ASSIGNMENT
An exact copy of all the entries below is what this task needs.

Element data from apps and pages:
▽

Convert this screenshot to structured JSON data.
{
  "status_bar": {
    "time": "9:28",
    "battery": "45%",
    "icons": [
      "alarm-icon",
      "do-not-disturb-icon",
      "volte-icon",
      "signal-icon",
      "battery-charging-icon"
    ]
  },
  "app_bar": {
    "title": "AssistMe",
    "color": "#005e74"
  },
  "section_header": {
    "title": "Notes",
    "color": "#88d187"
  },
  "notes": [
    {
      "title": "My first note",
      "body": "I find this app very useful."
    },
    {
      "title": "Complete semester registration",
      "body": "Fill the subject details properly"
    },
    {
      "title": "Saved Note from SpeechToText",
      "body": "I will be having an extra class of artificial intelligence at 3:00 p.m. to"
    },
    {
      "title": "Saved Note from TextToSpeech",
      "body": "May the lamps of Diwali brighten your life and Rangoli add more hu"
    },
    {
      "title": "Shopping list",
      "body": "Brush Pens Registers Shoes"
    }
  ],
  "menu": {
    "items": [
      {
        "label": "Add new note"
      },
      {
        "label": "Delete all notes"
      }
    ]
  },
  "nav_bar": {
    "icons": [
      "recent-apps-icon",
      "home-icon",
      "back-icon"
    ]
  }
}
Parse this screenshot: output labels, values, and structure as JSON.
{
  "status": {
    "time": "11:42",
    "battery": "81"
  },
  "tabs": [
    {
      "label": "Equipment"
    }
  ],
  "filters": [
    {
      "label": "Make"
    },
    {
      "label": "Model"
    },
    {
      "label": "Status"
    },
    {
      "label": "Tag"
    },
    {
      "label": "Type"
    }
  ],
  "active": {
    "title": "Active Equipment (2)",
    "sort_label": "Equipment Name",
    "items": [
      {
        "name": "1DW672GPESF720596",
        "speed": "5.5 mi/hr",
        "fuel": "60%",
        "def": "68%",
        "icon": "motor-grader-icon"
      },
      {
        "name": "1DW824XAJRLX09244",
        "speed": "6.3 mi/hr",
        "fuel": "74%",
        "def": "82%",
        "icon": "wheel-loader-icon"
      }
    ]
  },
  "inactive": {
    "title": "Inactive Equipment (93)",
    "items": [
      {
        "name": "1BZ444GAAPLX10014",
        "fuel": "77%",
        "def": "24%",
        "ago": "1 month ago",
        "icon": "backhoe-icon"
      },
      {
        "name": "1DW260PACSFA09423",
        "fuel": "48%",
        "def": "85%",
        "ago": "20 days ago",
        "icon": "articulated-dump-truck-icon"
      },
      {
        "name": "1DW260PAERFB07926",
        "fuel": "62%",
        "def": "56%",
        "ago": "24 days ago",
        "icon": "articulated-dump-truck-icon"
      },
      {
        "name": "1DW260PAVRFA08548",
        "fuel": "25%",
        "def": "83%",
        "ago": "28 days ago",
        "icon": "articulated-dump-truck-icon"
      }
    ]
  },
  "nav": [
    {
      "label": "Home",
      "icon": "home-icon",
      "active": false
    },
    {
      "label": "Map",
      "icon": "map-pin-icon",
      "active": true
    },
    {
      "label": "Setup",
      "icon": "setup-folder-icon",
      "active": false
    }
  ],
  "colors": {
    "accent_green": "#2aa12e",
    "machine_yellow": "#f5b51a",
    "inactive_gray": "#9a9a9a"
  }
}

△

THE COMPLETED TASK
Convert this screenshot to structured JSON data.
{
  "status_bar": {
    "time": "9:28",
    "battery": "45%",
    "icons": [
      "alarm-icon",
      "do-not-disturb-icon",
      "volte-icon",
      "signal-icon",
      "battery-charging-icon"
    ]
  },
  "app_bar": {
    "title": "AssistMe",
    "color": "#005e74"
  },
  "section_header": {
    "title": "Notes",
    "color": "#88d187"
  },
  "notes": [
    {
      "title": "My first note",
      "body": "I find this app very useful."
    },
    {
      "title": "Complete semester registration",
      "body": "Fill the subject details properly"
    },
    {
      "title": "Saved Note from SpeechToText",
      "body": "I will be having an extra class of artificial intelligence at 3:00 p.m. to"
    },
    {
      "title": "Saved Note from TextToSpeech",
      "body": "May the lamps of Diwali brighten your life and Rangoli add more hu"
    },
    {
      "title": "Shopping list",
      "body": "Brush Pens Registers Shoes"
    }
  ],
  "menu": {
    "items": [
      {
        "label": "Add new note"
      },
      {
        "label": "Delete all notes"
      }
    ]
  },
  "nav_bar": {
    "icons": [
      "recent-apps-icon",
      "home-icon",
      "back-icon"
    ]
  }
}
Parse this screenshot: output labels, values, and structure as JSON.
{
  "status": {
    "time": "11:42",
    "battery": "81"
  },
  "tabs": [
    {
      "label": "Equipment"
    }
  ],
  "filters": [
    {
      "label": "Make"
    },
    {
      "label": "Model"
    },
    {
      "label": "Status"
    },
    {
      "label": "Tag"
    },
    {
      "label": "Type"
    }
  ],
  "active": {
    "title": "Active Equipment (2)",
    "sort_label": "Equipment Name",
    "items": [
      {
        "name": "1DW672GPESF720596",
        "speed": "5.5 mi/hr",
        "fuel": "60%",
        "def": "68%",
        "icon": "motor-grader-icon"
      },
      {
        "name": "1DW824XAJRLX09244",
        "speed": "6.3 mi/hr",
        "fuel": "74%",
        "def": "82%",
        "icon": "wheel-loader-icon"
      }
    ]
  },
  "inactive": {
    "title": "Inactive Equipment (93)",
    "items": [
      {
        "name": "1BZ444GAAPLX10014",
        "fuel": "77%",
        "def": "24%",
        "ago": "1 month ago",
        "icon": "backhoe-icon"
      },
      {
        "name": "1DW260PACSFA09423",
        "fuel": "48%",
        "def": "85%",
        "ago": "20 days ago",
        "icon": "articulated-dump-truck-icon"
      },
      {
        "name": "1DW260PAERFB07926",
        "fuel": "62%",
        "def": "56%",
        "ago": "24 days ago",
        "icon": "articulated-dump-truck-icon"
      },
      {
        "name": "1DW260PAVRFA08548",
        "fuel": "25%",
        "def": "83%",
        "ago": "28 days ago",
        "icon": "articulated-dump-truck-icon"
      }
    ]
  },
  "nav": [
    {
      "label": "Home",
      "icon": "home-icon",
      "active": false
    },
    {
      "label": "Map",
      "icon": "map-pin-icon",
      "active": true
    },
    {
      "label": "Setup",
      "icon": "setup-folder-icon",
      "active": false
    }
  ],
  "colors": {
    "accent_green": "#2aa12e",
    "machine_yellow": "#f5b51a",
    "inactive_gray": "#9a9a9a"
  }
}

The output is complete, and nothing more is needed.